Exactly what is happening with the water is in dispute. The villagers say they want the company held responsible for environmental damage that they say is the cause of disease, livestock fatalities and desertification.
“In the 1990s, I used to have trees, fruits, oil, almonds,” said Bou Tahar, 70, a farmer. But they died after the mine began taking the water, he said, adding, “Since we cut the flow in 2011, our wells are starting to fill up again.”
According to Mr. Hilson, these kinds of disputes are not uncommon. “If you’re operating in a place like that with quite a few people living in the community, it would be suicidal to exhaust the place from its water supply or to reach a point where villagers become agitated over the consumption of water,” he said. “It is always challenging to operate in dry environments. There are issues with water, with waste disposal and community development because it all revolves around water.”
The company categorically denies the townspeople’s accusations and says that an environmental impact study has proved that it is not contaminating the water supply or harming the environment. The company says that the mining was certified as meeting global environmental standards and that it has put in place irrigation systems for the farmers.

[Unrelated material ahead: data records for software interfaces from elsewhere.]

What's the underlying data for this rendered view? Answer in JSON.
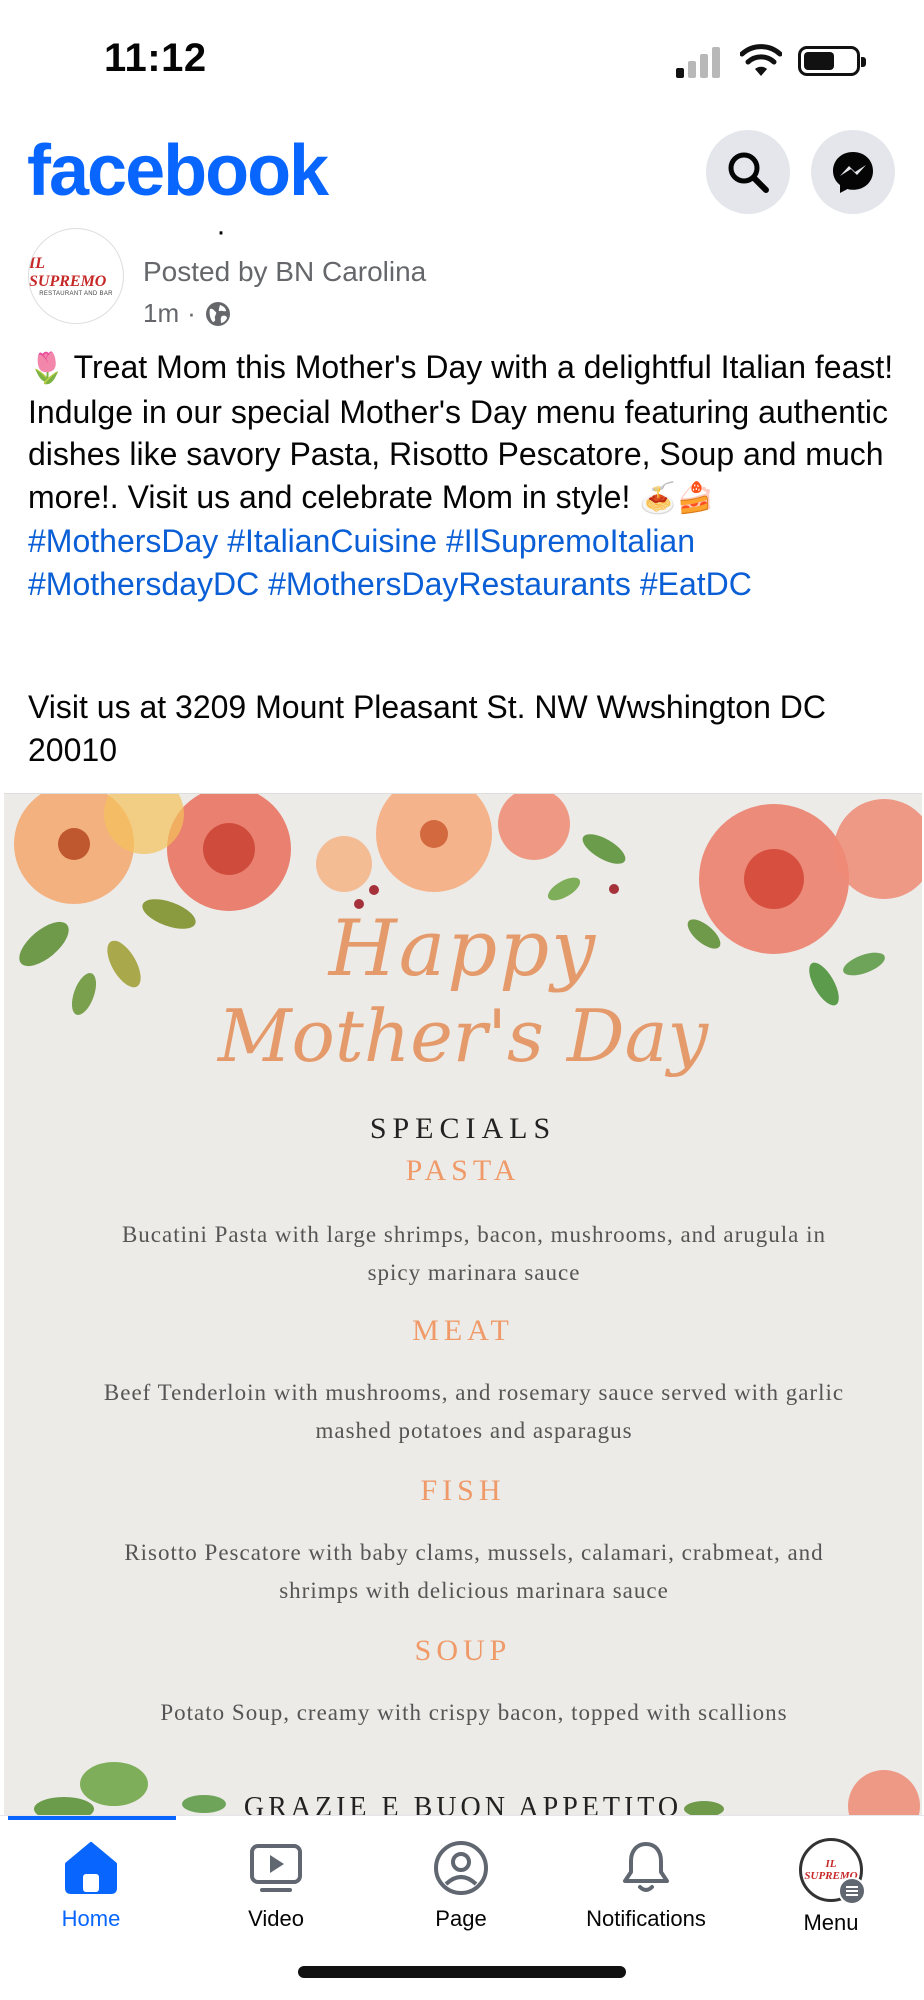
{
  "status_bar": {
    "time": "11:12"
  },
  "header": {
    "logo": "facebook",
    "brand_color": "#0866ff",
    "search_icon": "search-icon",
    "messenger_icon": "messenger-icon"
  },
  "post": {
    "page_avatar_text": "IL SUPREMO",
    "page_avatar_subtext": "RESTAURANT AND BAR",
    "posted_by": "Posted by BN Carolina",
    "time": "1m",
    "privacy_icon": "globe-icon",
    "emoji_tulip": "🌷",
    "text_main": "Treat Mom this Mother's Day with a delightful Italian feast! Indulge in our special Mother's Day menu featuring authentic dishes like savory Pasta, Risotto Pescatore, Soup and much more!. Visit us and celebrate Mom in style!",
    "emoji_food": "🍝🍰",
    "hashtags": [
      "#MothersDay",
      "#ItalianCuisine",
      "#IlSupremoItalian",
      "#MothersdayDC",
      "#MothersDayRestaurants",
      "#EatDC"
    ],
    "address": "Visit us at 3209 Mount Pleasant St. NW Wwshington DC 20010"
  },
  "menu_image": {
    "title_line1": "Happy",
    "title_line2": "Mother's Day",
    "specials": "SPECIALS",
    "sections": [
      {
        "title": "PASTA",
        "description": "Bucatini Pasta with large shrimps, bacon, mushrooms, and arugula in spicy marinara sauce"
      },
      {
        "title": "MEAT",
        "description": "Beef Tenderloin with mushrooms, and rosemary sauce served with garlic mashed potatoes and asparagus"
      },
      {
        "title": "FISH",
        "description": "Risotto Pescatore with baby clams, mussels, calamari, crabmeat, and shrimps with delicious marinara sauce"
      },
      {
        "title": "SOUP",
        "description": "Potato Soup, creamy with crispy bacon, topped with scallions"
      }
    ],
    "closing": "GRAZIE E BUON APPETITO"
  },
  "bottom_nav": {
    "items": [
      {
        "label": "Home",
        "icon": "home-icon",
        "active": true
      },
      {
        "label": "Video",
        "icon": "video-icon",
        "active": false
      },
      {
        "label": "Page",
        "icon": "page-icon",
        "active": false
      },
      {
        "label": "Notifications",
        "icon": "bell-icon",
        "active": false
      },
      {
        "label": "Menu",
        "icon": "menu-avatar",
        "active": false
      }
    ],
    "menu_avatar_text": "IL SUPREMO"
  }
}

“We are very careful, and we don’t pollute the water or the land around the mine,” said Farid Hamdaoui, a manager at the mine. “We recycle 62 percent of the water we use, and we have authorization from the state to pump the water we use.”
Company officials say their processing capacity dropped 40 percent in 2012 and 30 percent in 2013, after the villagers cut off one source of their water. These days, they use another source in an effort to make up the loss.
Mr. Hamdaoui said that despite having the king as the main shareholder, the company did not gain any special treatment from the government. He said the company was spending more than $1 million a year to build schools and to support community projects.
“We don’t substitute for the state, but we work with the state in a proactive social program,” he said. “The mine cannot unfortunately solve all the problems of unemployment in the region.”
Still, the activists who refer to themselves as the “Movement on the Way of 96,” a reference to a similar upheaval in 1996 that was crushed by the authorities, maintain that the company is in fact receiving favorable treatment from the state.
The governor and other elected officials declined to comment on the dispute, which settled into a stalemate after negotiations broke down in November.
After each meeting held at the foot of the hill, the villagers walk back home holding up three fingers — one for the Berber language, one for the land and one for mankind — hoping for someone to hear their call.
“The king forgot about us. He tours the country helping people, and he never comes to this region,” said one woman. “He is our father, and he has forgotten about his children.”